● **Information shown**
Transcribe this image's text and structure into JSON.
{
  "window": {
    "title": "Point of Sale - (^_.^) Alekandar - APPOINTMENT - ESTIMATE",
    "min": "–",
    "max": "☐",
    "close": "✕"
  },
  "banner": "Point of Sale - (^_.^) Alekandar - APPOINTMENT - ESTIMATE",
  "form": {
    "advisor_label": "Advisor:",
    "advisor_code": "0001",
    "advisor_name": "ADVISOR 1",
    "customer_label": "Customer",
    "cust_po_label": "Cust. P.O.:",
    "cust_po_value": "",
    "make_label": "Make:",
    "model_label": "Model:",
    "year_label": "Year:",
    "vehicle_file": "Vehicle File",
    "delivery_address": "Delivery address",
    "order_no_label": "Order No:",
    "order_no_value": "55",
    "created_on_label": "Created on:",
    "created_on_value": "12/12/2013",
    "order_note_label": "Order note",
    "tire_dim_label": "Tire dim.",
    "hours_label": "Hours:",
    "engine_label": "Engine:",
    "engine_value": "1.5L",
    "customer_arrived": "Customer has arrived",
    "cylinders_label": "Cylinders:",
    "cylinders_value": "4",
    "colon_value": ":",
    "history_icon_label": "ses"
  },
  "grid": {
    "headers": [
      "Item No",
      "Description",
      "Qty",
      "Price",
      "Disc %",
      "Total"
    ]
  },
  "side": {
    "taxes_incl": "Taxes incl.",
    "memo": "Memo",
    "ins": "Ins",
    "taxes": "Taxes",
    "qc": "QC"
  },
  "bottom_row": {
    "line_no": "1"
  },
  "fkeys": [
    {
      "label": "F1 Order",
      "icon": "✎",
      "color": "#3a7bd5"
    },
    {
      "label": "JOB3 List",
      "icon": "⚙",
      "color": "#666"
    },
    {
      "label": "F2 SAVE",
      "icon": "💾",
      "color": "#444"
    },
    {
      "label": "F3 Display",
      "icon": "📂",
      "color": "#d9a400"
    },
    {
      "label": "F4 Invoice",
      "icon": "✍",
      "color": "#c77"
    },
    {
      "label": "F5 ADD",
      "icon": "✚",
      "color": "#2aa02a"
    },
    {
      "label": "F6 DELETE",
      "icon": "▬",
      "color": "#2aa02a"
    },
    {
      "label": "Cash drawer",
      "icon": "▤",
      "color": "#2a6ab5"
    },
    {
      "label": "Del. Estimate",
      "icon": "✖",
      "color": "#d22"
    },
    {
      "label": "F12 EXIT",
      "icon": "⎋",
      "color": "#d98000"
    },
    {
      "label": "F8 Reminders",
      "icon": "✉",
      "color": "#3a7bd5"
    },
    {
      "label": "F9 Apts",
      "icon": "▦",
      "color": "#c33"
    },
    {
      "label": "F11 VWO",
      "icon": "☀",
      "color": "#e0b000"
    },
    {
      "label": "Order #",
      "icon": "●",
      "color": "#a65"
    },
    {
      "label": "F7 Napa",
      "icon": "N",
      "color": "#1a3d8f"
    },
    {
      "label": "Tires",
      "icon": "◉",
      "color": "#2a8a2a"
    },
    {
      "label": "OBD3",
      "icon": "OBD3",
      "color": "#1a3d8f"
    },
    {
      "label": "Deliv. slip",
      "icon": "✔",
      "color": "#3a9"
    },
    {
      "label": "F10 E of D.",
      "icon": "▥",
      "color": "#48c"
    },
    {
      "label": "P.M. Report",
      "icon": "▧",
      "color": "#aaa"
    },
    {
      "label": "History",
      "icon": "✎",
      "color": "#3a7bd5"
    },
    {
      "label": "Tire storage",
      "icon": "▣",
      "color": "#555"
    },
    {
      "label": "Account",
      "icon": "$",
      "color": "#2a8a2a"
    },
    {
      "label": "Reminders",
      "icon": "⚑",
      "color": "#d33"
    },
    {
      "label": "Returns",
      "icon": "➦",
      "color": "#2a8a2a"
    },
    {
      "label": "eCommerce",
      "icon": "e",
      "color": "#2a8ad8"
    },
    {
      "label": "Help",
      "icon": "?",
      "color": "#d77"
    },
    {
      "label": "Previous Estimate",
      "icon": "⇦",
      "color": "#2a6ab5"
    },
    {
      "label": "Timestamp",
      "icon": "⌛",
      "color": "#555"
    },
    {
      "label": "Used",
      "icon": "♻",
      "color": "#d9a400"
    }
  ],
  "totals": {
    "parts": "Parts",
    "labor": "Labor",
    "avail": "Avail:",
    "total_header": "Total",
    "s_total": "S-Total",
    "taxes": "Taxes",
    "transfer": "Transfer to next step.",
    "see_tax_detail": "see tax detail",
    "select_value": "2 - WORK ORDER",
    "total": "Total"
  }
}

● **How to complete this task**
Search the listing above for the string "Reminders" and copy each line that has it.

● **Exercise result**
      "label": "F8 Reminders",
      "label": "Reminders",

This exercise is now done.